**What this task involves**
All the data should be printed again exactly as written.

[Items from an interface collection]
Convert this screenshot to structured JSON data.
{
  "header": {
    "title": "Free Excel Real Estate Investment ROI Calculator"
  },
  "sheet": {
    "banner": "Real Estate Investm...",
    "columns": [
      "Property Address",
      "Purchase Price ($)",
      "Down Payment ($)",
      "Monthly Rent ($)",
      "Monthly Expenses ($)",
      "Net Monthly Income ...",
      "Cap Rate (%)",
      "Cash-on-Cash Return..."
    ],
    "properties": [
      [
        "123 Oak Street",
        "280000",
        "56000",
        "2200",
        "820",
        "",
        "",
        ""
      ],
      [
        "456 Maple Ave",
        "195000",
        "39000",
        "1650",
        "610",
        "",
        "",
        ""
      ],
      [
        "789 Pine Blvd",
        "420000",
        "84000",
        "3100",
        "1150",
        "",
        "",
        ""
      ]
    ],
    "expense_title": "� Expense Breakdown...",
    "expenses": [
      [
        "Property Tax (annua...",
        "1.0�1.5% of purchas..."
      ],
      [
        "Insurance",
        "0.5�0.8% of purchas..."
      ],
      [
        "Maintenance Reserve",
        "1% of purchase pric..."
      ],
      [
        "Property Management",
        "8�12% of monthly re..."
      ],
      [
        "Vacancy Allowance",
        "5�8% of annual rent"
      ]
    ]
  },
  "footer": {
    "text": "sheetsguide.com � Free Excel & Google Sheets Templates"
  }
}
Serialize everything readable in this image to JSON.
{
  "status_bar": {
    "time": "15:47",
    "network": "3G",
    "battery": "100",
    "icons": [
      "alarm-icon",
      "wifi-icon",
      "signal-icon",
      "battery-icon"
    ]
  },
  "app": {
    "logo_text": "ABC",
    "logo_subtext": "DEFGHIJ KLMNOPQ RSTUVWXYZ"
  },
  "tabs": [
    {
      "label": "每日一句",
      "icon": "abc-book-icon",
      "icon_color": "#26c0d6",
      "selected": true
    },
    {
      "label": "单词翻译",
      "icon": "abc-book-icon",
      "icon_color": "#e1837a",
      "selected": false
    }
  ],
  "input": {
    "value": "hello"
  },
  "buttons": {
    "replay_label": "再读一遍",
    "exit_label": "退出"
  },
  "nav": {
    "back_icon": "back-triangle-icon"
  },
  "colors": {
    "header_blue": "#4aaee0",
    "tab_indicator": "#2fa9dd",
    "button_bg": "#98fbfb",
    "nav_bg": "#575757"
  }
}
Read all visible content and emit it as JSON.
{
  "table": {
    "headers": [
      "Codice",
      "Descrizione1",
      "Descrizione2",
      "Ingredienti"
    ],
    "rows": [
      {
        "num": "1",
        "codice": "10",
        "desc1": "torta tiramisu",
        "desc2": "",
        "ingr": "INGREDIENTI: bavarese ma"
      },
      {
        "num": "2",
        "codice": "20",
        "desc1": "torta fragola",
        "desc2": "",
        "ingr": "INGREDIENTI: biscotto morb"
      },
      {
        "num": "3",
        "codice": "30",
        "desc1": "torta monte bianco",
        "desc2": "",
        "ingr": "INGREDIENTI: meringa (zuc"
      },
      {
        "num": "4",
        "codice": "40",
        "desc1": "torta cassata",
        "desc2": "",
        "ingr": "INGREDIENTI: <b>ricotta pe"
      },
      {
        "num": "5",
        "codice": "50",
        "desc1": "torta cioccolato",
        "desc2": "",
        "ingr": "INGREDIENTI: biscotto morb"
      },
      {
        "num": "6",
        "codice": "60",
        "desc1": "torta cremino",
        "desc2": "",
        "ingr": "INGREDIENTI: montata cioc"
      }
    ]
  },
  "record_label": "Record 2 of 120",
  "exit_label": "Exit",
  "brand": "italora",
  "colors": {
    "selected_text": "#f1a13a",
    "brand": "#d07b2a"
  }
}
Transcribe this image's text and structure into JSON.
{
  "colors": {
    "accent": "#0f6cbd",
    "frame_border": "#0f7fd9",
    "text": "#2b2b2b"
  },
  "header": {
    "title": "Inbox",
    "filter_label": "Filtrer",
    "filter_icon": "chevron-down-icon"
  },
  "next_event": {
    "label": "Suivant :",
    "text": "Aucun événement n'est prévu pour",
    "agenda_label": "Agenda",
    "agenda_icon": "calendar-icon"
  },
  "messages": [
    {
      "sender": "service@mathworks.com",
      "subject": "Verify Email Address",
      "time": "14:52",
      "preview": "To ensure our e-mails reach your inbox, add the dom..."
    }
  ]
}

**Written solution**
Convert this screenshot to structured JSON data.
{
  "header": {
    "title": "Free Excel Real Estate Investment ROI Calculator"
  },
  "sheet": {
    "banner": "Real Estate Investm...",
    "columns": [
      "Property Address",
      "Purchase Price ($)",
      "Down Payment ($)",
      "Monthly Rent ($)",
      "Monthly Expenses ($)",
      "Net Monthly Income ...",
      "Cap Rate (%)",
      "Cash-on-Cash Return..."
    ],
    "properties": [
      [
        "123 Oak Street",
        "280000",
        "56000",
        "2200",
        "820",
        "",
        "",
        ""
      ],
      [
        "456 Maple Ave",
        "195000",
        "39000",
        "1650",
        "610",
        "",
        "",
        ""
      ],
      [
        "789 Pine Blvd",
        "420000",
        "84000",
        "3100",
        "1150",
        "",
        "",
        ""
      ]
    ],
    "expense_title": "� Expense Breakdown...",
    "expenses": [
      [
        "Property Tax (annua...",
        "1.0�1.5% of purchas..."
      ],
      [
        "Insurance",
        "0.5�0.8% of purchas..."
      ],
      [
        "Maintenance Reserve",
        "1% of purchase pric..."
      ],
      [
        "Property Management",
        "8�12% of monthly re..."
      ],
      [
        "Vacancy Allowance",
        "5�8% of annual rent"
      ]
    ]
  },
  "footer": {
    "text": "sheetsguide.com � Free Excel & Google Sheets Templates"
  }
}
Serialize everything readable in this image to JSON.
{
  "status_bar": {
    "time": "15:47",
    "network": "3G",
    "battery": "100",
    "icons": [
      "alarm-icon",
      "wifi-icon",
      "signal-icon",
      "battery-icon"
    ]
  },
  "app": {
    "logo_text": "ABC",
    "logo_subtext": "DEFGHIJ KLMNOPQ RSTUVWXYZ"
  },
  "tabs": [
    {
      "label": "每日一句",
      "icon": "abc-book-icon",
      "icon_color": "#26c0d6",
      "selected": true
    },
    {
      "label": "单词翻译",
      "icon": "abc-book-icon",
      "icon_color": "#e1837a",
      "selected": false
    }
  ],
  "input": {
    "value": "hello"
  },
  "buttons": {
    "replay_label": "再读一遍",
    "exit_label": "退出"
  },
  "nav": {
    "back_icon": "back-triangle-icon"
  },
  "colors": {
    "header_blue": "#4aaee0",
    "tab_indicator": "#2fa9dd",
    "button_bg": "#98fbfb",
    "nav_bg": "#575757"
  }
}
Read all visible content and emit it as JSON.
{
  "table": {
    "headers": [
      "Codice",
      "Descrizione1",
      "Descrizione2",
      "Ingredienti"
    ],
    "rows": [
      {
        "num": "1",
        "codice": "10",
        "desc1": "torta tiramisu",
        "desc2": "",
        "ingr": "INGREDIENTI: bavarese ma"
      },
      {
        "num": "2",
        "codice": "20",
        "desc1": "torta fragola",
        "desc2": "",
        "ingr": "INGREDIENTI: biscotto morb"
      },
      {
        "num": "3",
        "codice": "30",
        "desc1": "torta monte bianco",
        "desc2": "",
        "ingr": "INGREDIENTI: meringa (zuc"
      },
      {
        "num": "4",
        "codice": "40",
        "desc1": "torta cassata",
        "desc2": "",
        "ingr": "INGREDIENTI: <b>ricotta pe"
      },
      {
        "num": "5",
        "codice": "50",
        "desc1": "torta cioccolato",
        "desc2": "",
        "ingr": "INGREDIENTI: biscotto morb"
      },
      {
        "num": "6",
        "codice": "60",
        "desc1": "torta cremino",
        "desc2": "",
        "ingr": "INGREDIENTI: montata cioc"
      }
    ]
  },
  "record_label": "Record 2 of 120",
  "exit_label": "Exit",
  "brand": "italora",
  "colors": {
    "selected_text": "#f1a13a",
    "brand": "#d07b2a"
  }
}
Transcribe this image's text and structure into JSON.
{
  "colors": {
    "accent": "#0f6cbd",
    "frame_border": "#0f7fd9",
    "text": "#2b2b2b"
  },
  "header": {
    "title": "Inbox",
    "filter_label": "Filtrer",
    "filter_icon": "chevron-down-icon"
  },
  "next_event": {
    "label": "Suivant :",
    "text": "Aucun événement n'est prévu pour",
    "agenda_label": "Agenda",
    "agenda_icon": "calendar-icon"
  },
  "messages": [
    {
      "sender": "service@mathworks.com",
      "subject": "Verify Email Address",
      "time": "14:52",
      "preview": "To ensure our e-mails reach your inbox, add the dom..."
    }
  ]
}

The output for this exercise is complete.